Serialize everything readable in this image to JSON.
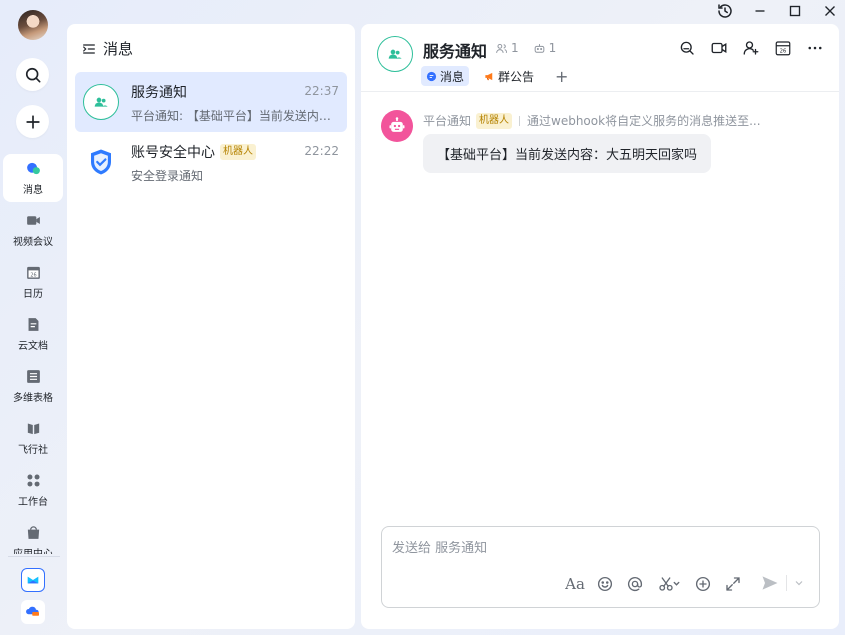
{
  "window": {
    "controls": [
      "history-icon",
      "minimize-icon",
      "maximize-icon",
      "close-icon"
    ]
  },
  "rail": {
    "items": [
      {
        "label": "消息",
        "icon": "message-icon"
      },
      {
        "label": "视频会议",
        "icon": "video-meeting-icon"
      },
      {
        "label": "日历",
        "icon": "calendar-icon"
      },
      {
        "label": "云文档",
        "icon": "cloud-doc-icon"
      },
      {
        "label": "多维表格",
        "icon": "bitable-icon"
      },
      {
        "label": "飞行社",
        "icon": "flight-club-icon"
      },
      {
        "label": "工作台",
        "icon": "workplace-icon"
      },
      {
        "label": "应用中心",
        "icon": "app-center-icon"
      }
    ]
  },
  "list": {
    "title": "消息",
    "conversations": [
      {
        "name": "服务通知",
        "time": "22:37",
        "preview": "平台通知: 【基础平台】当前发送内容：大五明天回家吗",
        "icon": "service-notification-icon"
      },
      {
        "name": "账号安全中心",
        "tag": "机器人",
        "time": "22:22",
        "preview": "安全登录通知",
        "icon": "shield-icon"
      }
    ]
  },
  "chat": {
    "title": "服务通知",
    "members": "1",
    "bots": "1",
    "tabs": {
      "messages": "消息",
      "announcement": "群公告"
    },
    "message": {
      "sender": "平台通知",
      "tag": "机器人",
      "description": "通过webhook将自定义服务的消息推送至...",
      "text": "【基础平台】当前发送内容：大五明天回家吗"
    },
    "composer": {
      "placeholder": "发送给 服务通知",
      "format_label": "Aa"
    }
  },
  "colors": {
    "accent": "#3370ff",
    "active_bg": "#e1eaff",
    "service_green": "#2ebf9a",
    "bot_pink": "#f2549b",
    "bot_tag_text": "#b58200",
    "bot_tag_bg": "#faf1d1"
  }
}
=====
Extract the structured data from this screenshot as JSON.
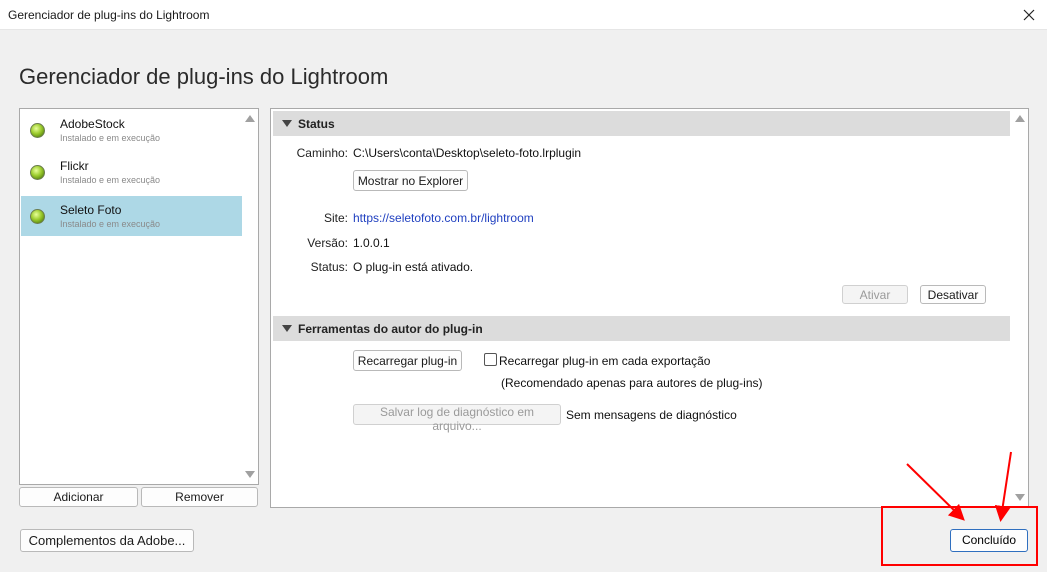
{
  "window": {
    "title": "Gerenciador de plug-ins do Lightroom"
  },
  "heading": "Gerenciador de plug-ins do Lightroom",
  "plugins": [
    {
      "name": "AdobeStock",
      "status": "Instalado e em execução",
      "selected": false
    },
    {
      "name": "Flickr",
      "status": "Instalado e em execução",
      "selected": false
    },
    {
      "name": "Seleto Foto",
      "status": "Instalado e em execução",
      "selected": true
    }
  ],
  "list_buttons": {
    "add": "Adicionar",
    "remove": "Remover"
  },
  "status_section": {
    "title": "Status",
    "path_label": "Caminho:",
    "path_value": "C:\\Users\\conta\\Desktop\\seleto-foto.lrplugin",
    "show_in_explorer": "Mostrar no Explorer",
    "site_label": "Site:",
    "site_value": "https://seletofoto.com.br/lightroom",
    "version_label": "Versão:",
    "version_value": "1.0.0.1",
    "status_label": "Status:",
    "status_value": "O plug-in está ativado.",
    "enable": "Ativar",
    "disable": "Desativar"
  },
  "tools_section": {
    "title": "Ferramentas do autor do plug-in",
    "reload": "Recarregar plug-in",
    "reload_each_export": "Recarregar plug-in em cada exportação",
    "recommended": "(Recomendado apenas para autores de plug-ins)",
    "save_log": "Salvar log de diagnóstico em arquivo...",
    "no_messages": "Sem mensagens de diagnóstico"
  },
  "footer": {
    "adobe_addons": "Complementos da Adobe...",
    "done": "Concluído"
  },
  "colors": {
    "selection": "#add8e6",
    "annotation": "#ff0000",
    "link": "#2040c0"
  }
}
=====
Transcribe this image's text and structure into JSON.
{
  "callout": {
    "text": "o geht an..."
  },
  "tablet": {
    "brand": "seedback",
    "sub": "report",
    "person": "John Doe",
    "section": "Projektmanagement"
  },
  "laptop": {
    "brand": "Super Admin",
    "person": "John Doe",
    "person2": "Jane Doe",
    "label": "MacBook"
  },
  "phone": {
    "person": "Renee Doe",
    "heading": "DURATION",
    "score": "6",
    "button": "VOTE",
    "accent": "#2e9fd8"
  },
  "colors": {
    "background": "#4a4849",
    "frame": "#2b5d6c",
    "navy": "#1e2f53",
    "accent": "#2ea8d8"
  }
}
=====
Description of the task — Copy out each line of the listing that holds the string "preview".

Written reply —
        "preview": "平台通知: 【基础平台】当前发送内容：大五明天回家吗",
        "preview": "安全登录通知",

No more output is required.